(Stored data)
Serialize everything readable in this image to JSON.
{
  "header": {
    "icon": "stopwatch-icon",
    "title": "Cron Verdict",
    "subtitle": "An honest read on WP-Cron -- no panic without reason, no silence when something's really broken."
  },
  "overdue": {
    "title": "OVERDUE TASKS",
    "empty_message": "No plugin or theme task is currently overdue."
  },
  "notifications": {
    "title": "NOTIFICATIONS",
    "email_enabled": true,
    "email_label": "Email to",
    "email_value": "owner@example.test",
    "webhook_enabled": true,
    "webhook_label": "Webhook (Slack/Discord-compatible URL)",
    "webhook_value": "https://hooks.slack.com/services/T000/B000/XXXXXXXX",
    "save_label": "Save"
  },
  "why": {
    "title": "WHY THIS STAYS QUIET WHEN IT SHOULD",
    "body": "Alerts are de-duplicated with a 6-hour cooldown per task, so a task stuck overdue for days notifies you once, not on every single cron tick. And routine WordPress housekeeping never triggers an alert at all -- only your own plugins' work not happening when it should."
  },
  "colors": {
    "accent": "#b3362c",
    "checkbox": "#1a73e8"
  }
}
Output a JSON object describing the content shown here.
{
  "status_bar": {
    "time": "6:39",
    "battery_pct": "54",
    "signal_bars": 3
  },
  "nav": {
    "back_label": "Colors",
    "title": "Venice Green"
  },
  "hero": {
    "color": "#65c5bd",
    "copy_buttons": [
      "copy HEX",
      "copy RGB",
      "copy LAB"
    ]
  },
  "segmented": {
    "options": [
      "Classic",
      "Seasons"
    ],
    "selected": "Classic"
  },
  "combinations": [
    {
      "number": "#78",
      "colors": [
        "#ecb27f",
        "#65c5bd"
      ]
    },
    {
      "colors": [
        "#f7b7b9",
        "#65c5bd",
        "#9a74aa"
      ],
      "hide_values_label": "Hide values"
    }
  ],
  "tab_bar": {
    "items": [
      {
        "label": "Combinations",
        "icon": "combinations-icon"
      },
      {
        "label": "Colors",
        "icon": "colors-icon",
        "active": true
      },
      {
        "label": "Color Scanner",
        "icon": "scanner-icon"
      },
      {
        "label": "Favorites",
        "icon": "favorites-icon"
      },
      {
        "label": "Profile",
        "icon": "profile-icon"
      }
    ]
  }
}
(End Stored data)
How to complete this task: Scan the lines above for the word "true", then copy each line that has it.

Solved exercise:
    "email_enabled": true,
    "webhook_enabled": true,
        "active": true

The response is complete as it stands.